Expected Lifespan

As with other box turtles, Eastern box turtles can be very long-lived, possibly up to 100 years.

Sadly, many in captivity will not survive that long (30-40 years is more typical; even shorter with less than ideal care).

Sexing Ornate Box Turtles

Sexing ornate box turtles can be quite difficult. Sometimes the male will have a reddish iris, but this is not always the case. Unlike the Eastern box turtles, the plastron of both males and females is flat. The males do tend to have slightly longer and thicker tails than females.


Ornate box turtles are not very hardy, and do best in an outdoor enclosure (often they do not thrive indoors). They need a large enclosure with room to move around, with a high fence to keep them from climbing to escape. Provide several hiding places such as logs or planks and provide a thick layer of loose peaty soil or leaf litter to burrow into, and a shallow pan of water. If kept indoors a large enclosure should be built.


Ornate box turtles prefer temperatures around 85-88 F during the day and 70-75 F at night.

Healthy ornate box turtles can be hibernated in the winter. Make sure their enclosure does not get overheated in warmer months and make sure plenty of shade is available.

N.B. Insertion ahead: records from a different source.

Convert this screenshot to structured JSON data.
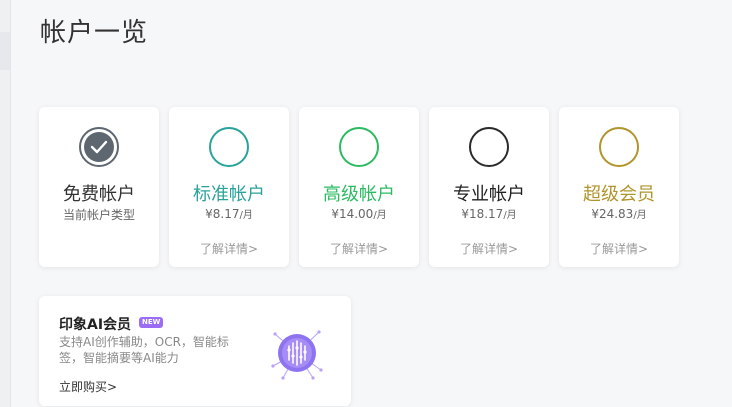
{
  "page": {
    "title": "帐户一览"
  },
  "plans": [
    {
      "name": "免费帐户",
      "subtitle": "当前帐户类型",
      "more": "",
      "color": "#333333",
      "ring_color": "#5e6770",
      "current": true
    },
    {
      "name": "标准帐户",
      "price": "¥8.17",
      "unit": "/月",
      "more": "了解详情>",
      "color": "#2ba39b",
      "ring_color": "#2ba39b"
    },
    {
      "name": "高级帐户",
      "price": "¥14.00",
      "unit": "/月",
      "more": "了解详情>",
      "color": "#2dbb62",
      "ring_color": "#2dbb62"
    },
    {
      "name": "专业帐户",
      "price": "¥18.17",
      "unit": "/月",
      "more": "了解详情>",
      "color": "#222222",
      "ring_color": "#2b2b2b"
    },
    {
      "name": "超级会员",
      "price": "¥24.83",
      "unit": "/月",
      "more": "了解详情>",
      "color": "#b0952d",
      "ring_color": "#b0952d"
    }
  ],
  "ai": {
    "title": "印象AI会员",
    "badge": "NEW",
    "description": "支持AI创作辅助，OCR，智能标签，智能摘要等AI能力",
    "buy_label": "立即购买>",
    "icon": "ai-chip-icon",
    "accent": "#9b6cf6"
  },
  "icons": {
    "current_plan": "checkmark-icon"
  }
}
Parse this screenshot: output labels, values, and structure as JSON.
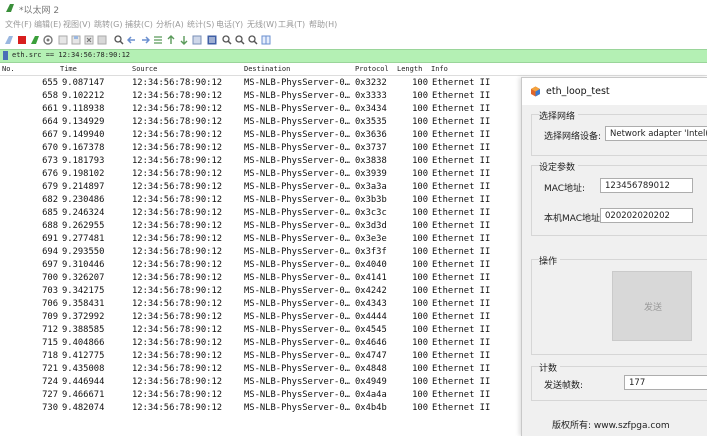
{
  "window": {
    "title": "*以太网 2"
  },
  "menu": [
    "文件(F)",
    "编辑(E)",
    "视图(V)",
    "跳转(G)",
    "捕获(C)",
    "分析(A)",
    "统计(S)",
    "电话(Y)",
    "无线(W)",
    "工具(T)",
    "帮助(H)"
  ],
  "filter": {
    "value": "eth.src == 12:34:56:78:90:12"
  },
  "columns": {
    "no": "No.",
    "time": "Time",
    "source": "Source",
    "destination": "Destination",
    "protocol": "Protocol",
    "length": "Length",
    "info": "Info"
  },
  "packets": [
    {
      "no": "655",
      "time": "9.087147",
      "src": "12:34:56:78:90:12",
      "dst": "MS-NLB-PhysServer-0…",
      "proto": "0x3232",
      "len": "100",
      "info": "Ethernet II"
    },
    {
      "no": "658",
      "time": "9.102212",
      "src": "12:34:56:78:90:12",
      "dst": "MS-NLB-PhysServer-0…",
      "proto": "0x3333",
      "len": "100",
      "info": "Ethernet II"
    },
    {
      "no": "661",
      "time": "9.118938",
      "src": "12:34:56:78:90:12",
      "dst": "MS-NLB-PhysServer-0…",
      "proto": "0x3434",
      "len": "100",
      "info": "Ethernet II"
    },
    {
      "no": "664",
      "time": "9.134929",
      "src": "12:34:56:78:90:12",
      "dst": "MS-NLB-PhysServer-0…",
      "proto": "0x3535",
      "len": "100",
      "info": "Ethernet II"
    },
    {
      "no": "667",
      "time": "9.149940",
      "src": "12:34:56:78:90:12",
      "dst": "MS-NLB-PhysServer-0…",
      "proto": "0x3636",
      "len": "100",
      "info": "Ethernet II"
    },
    {
      "no": "670",
      "time": "9.167378",
      "src": "12:34:56:78:90:12",
      "dst": "MS-NLB-PhysServer-0…",
      "proto": "0x3737",
      "len": "100",
      "info": "Ethernet II"
    },
    {
      "no": "673",
      "time": "9.181793",
      "src": "12:34:56:78:90:12",
      "dst": "MS-NLB-PhysServer-0…",
      "proto": "0x3838",
      "len": "100",
      "info": "Ethernet II"
    },
    {
      "no": "676",
      "time": "9.198102",
      "src": "12:34:56:78:90:12",
      "dst": "MS-NLB-PhysServer-0…",
      "proto": "0x3939",
      "len": "100",
      "info": "Ethernet II"
    },
    {
      "no": "679",
      "time": "9.214897",
      "src": "12:34:56:78:90:12",
      "dst": "MS-NLB-PhysServer-0…",
      "proto": "0x3a3a",
      "len": "100",
      "info": "Ethernet II"
    },
    {
      "no": "682",
      "time": "9.230486",
      "src": "12:34:56:78:90:12",
      "dst": "MS-NLB-PhysServer-0…",
      "proto": "0x3b3b",
      "len": "100",
      "info": "Ethernet II"
    },
    {
      "no": "685",
      "time": "9.246324",
      "src": "12:34:56:78:90:12",
      "dst": "MS-NLB-PhysServer-0…",
      "proto": "0x3c3c",
      "len": "100",
      "info": "Ethernet II"
    },
    {
      "no": "688",
      "time": "9.262955",
      "src": "12:34:56:78:90:12",
      "dst": "MS-NLB-PhysServer-0…",
      "proto": "0x3d3d",
      "len": "100",
      "info": "Ethernet II"
    },
    {
      "no": "691",
      "time": "9.277481",
      "src": "12:34:56:78:90:12",
      "dst": "MS-NLB-PhysServer-0…",
      "proto": "0x3e3e",
      "len": "100",
      "info": "Ethernet II"
    },
    {
      "no": "694",
      "time": "9.293550",
      "src": "12:34:56:78:90:12",
      "dst": "MS-NLB-PhysServer-0…",
      "proto": "0x3f3f",
      "len": "100",
      "info": "Ethernet II"
    },
    {
      "no": "697",
      "time": "9.310446",
      "src": "12:34:56:78:90:12",
      "dst": "MS-NLB-PhysServer-0…",
      "proto": "0x4040",
      "len": "100",
      "info": "Ethernet II"
    },
    {
      "no": "700",
      "time": "9.326207",
      "src": "12:34:56:78:90:12",
      "dst": "MS-NLB-PhysServer-0…",
      "proto": "0x4141",
      "len": "100",
      "info": "Ethernet II"
    },
    {
      "no": "703",
      "time": "9.342175",
      "src": "12:34:56:78:90:12",
      "dst": "MS-NLB-PhysServer-0…",
      "proto": "0x4242",
      "len": "100",
      "info": "Ethernet II"
    },
    {
      "no": "706",
      "time": "9.358431",
      "src": "12:34:56:78:90:12",
      "dst": "MS-NLB-PhysServer-0…",
      "proto": "0x4343",
      "len": "100",
      "info": "Ethernet II"
    },
    {
      "no": "709",
      "time": "9.372992",
      "src": "12:34:56:78:90:12",
      "dst": "MS-NLB-PhysServer-0…",
      "proto": "0x4444",
      "len": "100",
      "info": "Ethernet II"
    },
    {
      "no": "712",
      "time": "9.388585",
      "src": "12:34:56:78:90:12",
      "dst": "MS-NLB-PhysServer-0…",
      "proto": "0x4545",
      "len": "100",
      "info": "Ethernet II"
    },
    {
      "no": "715",
      "time": "9.404866",
      "src": "12:34:56:78:90:12",
      "dst": "MS-NLB-PhysServer-0…",
      "proto": "0x4646",
      "len": "100",
      "info": "Ethernet II"
    },
    {
      "no": "718",
      "time": "9.412775",
      "src": "12:34:56:78:90:12",
      "dst": "MS-NLB-PhysServer-0…",
      "proto": "0x4747",
      "len": "100",
      "info": "Ethernet II"
    },
    {
      "no": "721",
      "time": "9.435008",
      "src": "12:34:56:78:90:12",
      "dst": "MS-NLB-PhysServer-0…",
      "proto": "0x4848",
      "len": "100",
      "info": "Ethernet II"
    },
    {
      "no": "724",
      "time": "9.446944",
      "src": "12:34:56:78:90:12",
      "dst": "MS-NLB-PhysServer-0…",
      "proto": "0x4949",
      "len": "100",
      "info": "Ethernet II"
    },
    {
      "no": "727",
      "time": "9.466671",
      "src": "12:34:56:78:90:12",
      "dst": "MS-NLB-PhysServer-0…",
      "proto": "0x4a4a",
      "len": "100",
      "info": "Ethernet II"
    },
    {
      "no": "730",
      "time": "9.482074",
      "src": "12:34:56:78:90:12",
      "dst": "MS-NLB-PhysServer-0…",
      "proto": "0x4b4b",
      "len": "100",
      "info": "Ethernet II"
    }
  ],
  "dialog": {
    "title": "eth_loop_test",
    "select_group": "选择网络",
    "device_label": "选择网络设备:",
    "device_value": "Network adapter 'Intel(R)",
    "params_group": "设定参数",
    "mac_label": "MAC地址:",
    "mac_value": "123456789012",
    "local_mac_label": "本机MAC地址:",
    "local_mac_value": "020202020202",
    "ops_group": "操作",
    "send_label": "发送",
    "count_group": "计数",
    "sent_label": "发送帧数:",
    "sent_value": "177",
    "copyright": "版权所有: www.szfpga.com"
  },
  "colors": {
    "filter_bg": "#b4f0b4",
    "dialog_bg": "#f0f0f0"
  }
}
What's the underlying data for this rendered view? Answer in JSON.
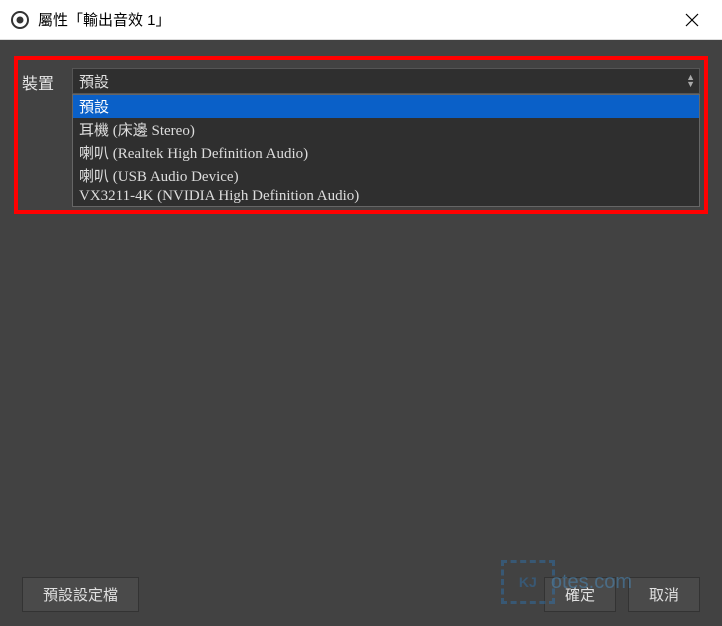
{
  "window": {
    "title": "屬性「輸出音效 1」"
  },
  "property": {
    "label": "裝置",
    "selected": "預設",
    "options": [
      "預設",
      "耳機 (床邊 Stereo)",
      "喇叭 (Realtek High Definition Audio)",
      "喇叭 (USB Audio Device)",
      "VX3211-4K (NVIDIA High Definition Audio)"
    ]
  },
  "buttons": {
    "preset": "預設設定檔",
    "ok": "確定",
    "cancel": "取消"
  },
  "watermark": {
    "boxText": "KJ",
    "text": "otes.com"
  }
}
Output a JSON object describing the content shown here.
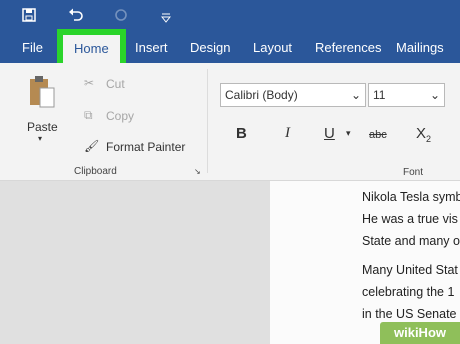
{
  "ribbon_tabs": [
    "File",
    "Home",
    "Insert",
    "Design",
    "Layout",
    "References",
    "Mailings"
  ],
  "clipboard": {
    "paste_label": "Paste",
    "cut_label": "Cut",
    "copy_label": "Copy",
    "format_painter_label": "Format Painter",
    "group_label": "Clipboard"
  },
  "font": {
    "font_name": "Calibri (Body)",
    "font_size": "11",
    "bold": "B",
    "italic": "I",
    "underline": "U",
    "strike": "abc",
    "subscript": "X",
    "subscript_small": "2",
    "group_label": "Font"
  },
  "document": {
    "lines": [
      "Nikola Tesla symb",
      "He was a true vis",
      "State and many o",
      "Many United Stat",
      "celebrating the 1",
      "in the US Senate"
    ]
  },
  "watermark": "wikiHow",
  "colors": {
    "ribbon_blue": "#2b579a",
    "highlight_green": "#2ad42a"
  }
}
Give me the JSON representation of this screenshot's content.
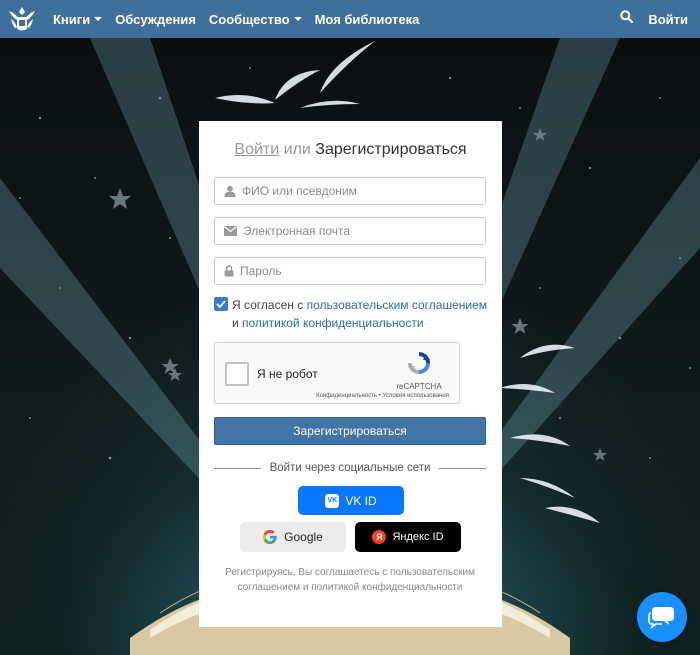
{
  "nav": {
    "items": [
      {
        "label": "Книги",
        "dropdown": true
      },
      {
        "label": "Обсуждения",
        "dropdown": false
      },
      {
        "label": "Сообщество",
        "dropdown": true
      },
      {
        "label": "Моя библиотека",
        "dropdown": false
      }
    ],
    "login_label": "Войти",
    "icons": {
      "logo": "site-logo",
      "search": "search-icon"
    },
    "bar_color": "#3f6f9b"
  },
  "form": {
    "tab_login": "Войти",
    "or": "или",
    "tab_register": "Зарегистрироваться",
    "fields": {
      "name": {
        "placeholder": "ФИО или псевдоним",
        "value": "",
        "icon": "user-icon"
      },
      "email": {
        "placeholder": "Электронная почта",
        "value": "",
        "icon": "envelope-icon"
      },
      "password": {
        "placeholder": "Пароль",
        "value": "",
        "icon": "lock-icon"
      }
    },
    "agree": {
      "checked": true,
      "prefix": "Я согласен с ",
      "link1": "пользовательским соглашением",
      "middle": " и ",
      "link2": "политикой конфиденциальности"
    },
    "captcha": {
      "label": "Я не робот",
      "brand": "reCAPTCHA",
      "terms": "Конфиденциальность • Условия использования"
    },
    "submit_label": "Зарегистрироваться",
    "social_divider": "Войти через социальные сети",
    "social": {
      "vk": "VK ID",
      "google": "Google",
      "yandex": "Яндекс ID"
    },
    "footnote": "Регистрируясь, Вы соглашаетесь с пользовательским соглашением и политикой конфиденциальности",
    "accent_color": "#4274a6"
  },
  "chat": {
    "icon": "chat-icon",
    "color": "#1a90ff"
  }
}
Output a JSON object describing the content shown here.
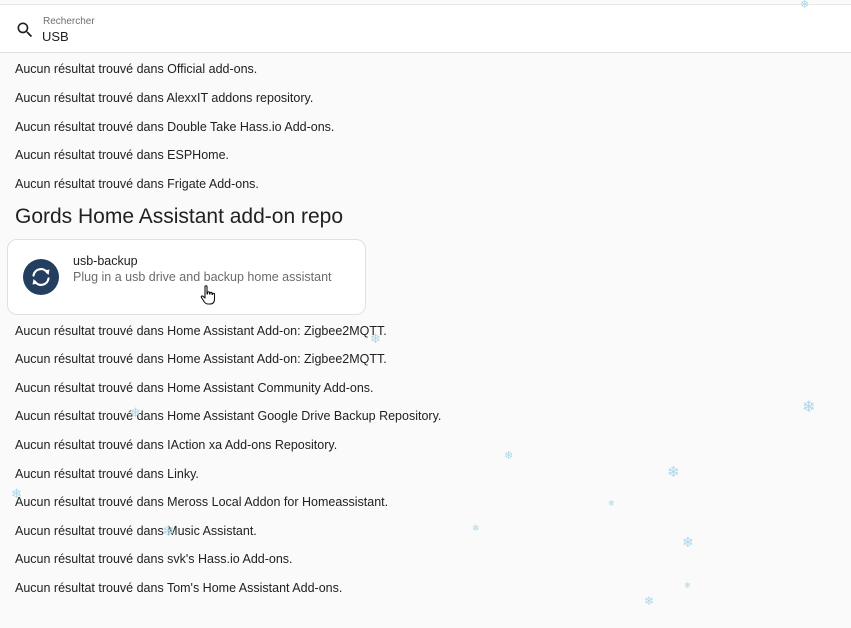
{
  "search": {
    "label": "Rechercher",
    "value": "USB"
  },
  "results_before": [
    "Aucun résultat trouvé dans Official add-ons.",
    "Aucun résultat trouvé dans AlexxIT addons repository.",
    "Aucun résultat trouvé dans Double Take Hass.io Add-ons.",
    "Aucun résultat trouvé dans ESPHome.",
    "Aucun résultat trouvé dans Frigate Add-ons."
  ],
  "repository": {
    "title": "Gords Home Assistant add-on repo",
    "addon": {
      "name": "usb-backup",
      "description": "Plug in a usb drive and backup home assistant",
      "icon": "backup-sync-icon",
      "icon_color": "#233e5f"
    }
  },
  "results_after": [
    "Aucun résultat trouvé dans Home Assistant Add-on: Zigbee2MQTT.",
    "Aucun résultat trouvé dans Home Assistant Add-on: Zigbee2MQTT.",
    "Aucun résultat trouvé dans Home Assistant Community Add-ons.",
    "Aucun résultat trouvé dans Home Assistant Google Drive Backup Repository.",
    "Aucun résultat trouvé dans IAction xa Add-ons Repository.",
    "Aucun résultat trouvé dans Linky.",
    "Aucun résultat trouvé dans Meross Local Addon for Homeassistant.",
    "Aucun résultat trouvé dans Music Assistant.",
    "Aucun résultat trouvé dans svk's Hass.io Add-ons.",
    "Aucun résultat trouvé dans Tom's Home Assistant Add-ons."
  ],
  "decor": {
    "snowflake_glyph": "❄",
    "snowflake_color": "#a9d8ea"
  }
}
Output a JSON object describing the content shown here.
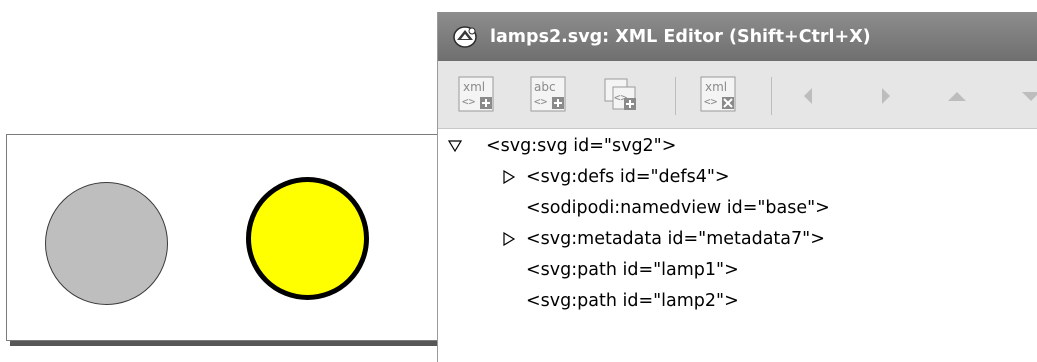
{
  "canvas": {
    "lamps": [
      {
        "id": "lamp1",
        "fill": "#bebebe",
        "stroke": "#3a3a3a"
      },
      {
        "id": "lamp2",
        "fill": "#ffff00",
        "stroke": "#000000"
      }
    ]
  },
  "xml_editor": {
    "title": "lamps2.svg: XML Editor (Shift+Ctrl+X)",
    "toolbar": {
      "new_element_icon_text": "xml",
      "new_text_icon_text": "abc",
      "delete_icon_text": "xml"
    },
    "nodes": [
      {
        "text": "<svg:svg id=\"svg2\">",
        "expander": "down"
      },
      {
        "text": "<svg:defs id=\"defs4\">",
        "expander": "right"
      },
      {
        "text": "<sodipodi:namedview id=\"base\">",
        "expander": ""
      },
      {
        "text": "<svg:metadata id=\"metadata7\">",
        "expander": "right"
      },
      {
        "text": "<svg:path id=\"lamp1\">",
        "expander": ""
      },
      {
        "text": "<svg:path id=\"lamp2\">",
        "expander": ""
      }
    ]
  }
}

A heat lamp in a shelter can provide supplemental heat for cooler days.

Humidity Needs

Though they come from generally dry areas, they create a humid microenvironment for themselves by burrowing.

It is essential for this species to be able to burrow into a layer of loose soil (peat/soil mix combined with sphagnum can be used) or leaf litter (minimum 3-4 inches deep). Regular misting or sprinkling of the enclosure is recommended along with having a pan of water always available.


Like other box turtles, ornate box turtles are carnivorous when young and omnivorous when adults, although they retain more carnivorous tendencies than other box turtles. Calcium-dusted crickets, mealworms, waxworms and earthworms along with pinky mice should be fed. Grasses, dark leafy greens, and some vegetables and fruits can also be given. Some turtles are nervous about eating in the open so feed in a sheltered area.


Natural Habitat: Ornate box turtles are native to the central United States, found from the Gulf Coast states up north to South Dakota and Illinois. They live in deserts and natural grasslands, often in areas with little water.

Caution: Ornate box turtles are not hardy and are not suitable for beginners. They have very specific needs, are very sensitive to stress and are difficult to keep in captivity. The wild capture of ornate box turtles for the pet trade has caused the untimely death of many of these easily stressed and delicate turtles, so if you are determined to keep an ornate box turtle, please seek out a captive bred specimen and do not support the capture of wild turtles for the pet trade.

Additionally, box turtle populations are declining (listed by CITES as threatened, and import/export permits are necessary). Many states protect box turtle populations and have laws against collecting box turtles from the wild. It is best to get a pet box turtle bred in captivity from a reputable breeder. Wild caught turtles do not adjust well to captivity and many die from the stress. Pet stores often carry ​wild-caught turtles, so be careful.